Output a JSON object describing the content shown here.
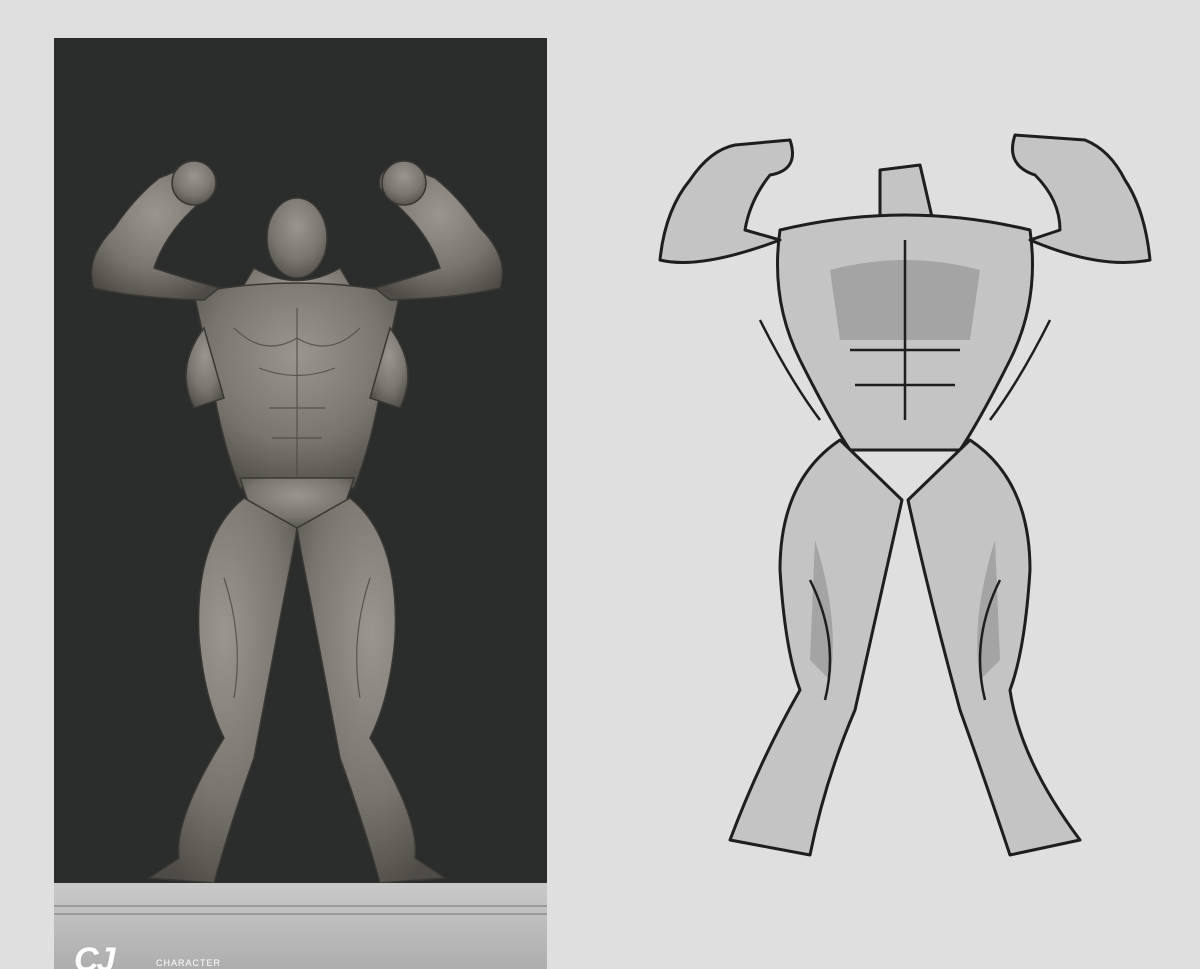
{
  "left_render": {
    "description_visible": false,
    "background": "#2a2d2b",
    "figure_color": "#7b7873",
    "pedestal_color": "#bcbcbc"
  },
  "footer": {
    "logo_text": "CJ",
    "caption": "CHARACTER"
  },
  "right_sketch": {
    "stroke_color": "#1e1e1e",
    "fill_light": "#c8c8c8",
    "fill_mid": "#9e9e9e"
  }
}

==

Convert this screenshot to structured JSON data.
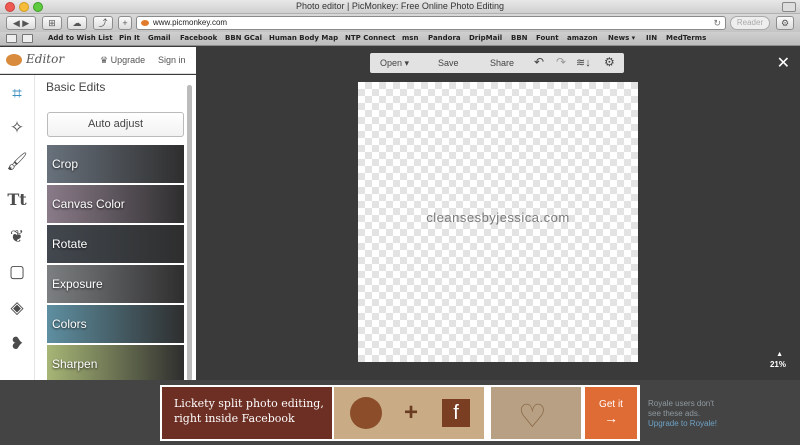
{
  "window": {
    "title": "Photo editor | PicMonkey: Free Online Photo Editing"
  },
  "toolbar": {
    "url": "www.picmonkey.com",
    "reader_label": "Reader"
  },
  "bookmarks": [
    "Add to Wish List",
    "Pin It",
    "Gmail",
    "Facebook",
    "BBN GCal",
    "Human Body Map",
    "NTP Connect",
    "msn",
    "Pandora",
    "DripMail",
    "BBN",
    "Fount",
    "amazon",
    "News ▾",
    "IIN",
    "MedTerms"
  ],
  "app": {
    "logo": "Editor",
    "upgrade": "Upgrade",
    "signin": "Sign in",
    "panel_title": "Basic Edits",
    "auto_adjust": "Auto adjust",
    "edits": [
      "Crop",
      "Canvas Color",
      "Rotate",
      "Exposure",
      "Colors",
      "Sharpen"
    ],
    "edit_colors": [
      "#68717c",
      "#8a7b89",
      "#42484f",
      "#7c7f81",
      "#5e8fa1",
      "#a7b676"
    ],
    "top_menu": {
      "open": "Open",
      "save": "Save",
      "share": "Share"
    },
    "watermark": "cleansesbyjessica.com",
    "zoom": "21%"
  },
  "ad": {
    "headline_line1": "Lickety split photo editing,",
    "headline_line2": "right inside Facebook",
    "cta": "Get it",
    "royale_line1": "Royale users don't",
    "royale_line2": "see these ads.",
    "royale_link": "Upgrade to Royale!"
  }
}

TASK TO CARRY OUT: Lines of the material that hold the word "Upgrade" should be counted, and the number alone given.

RESULT: 2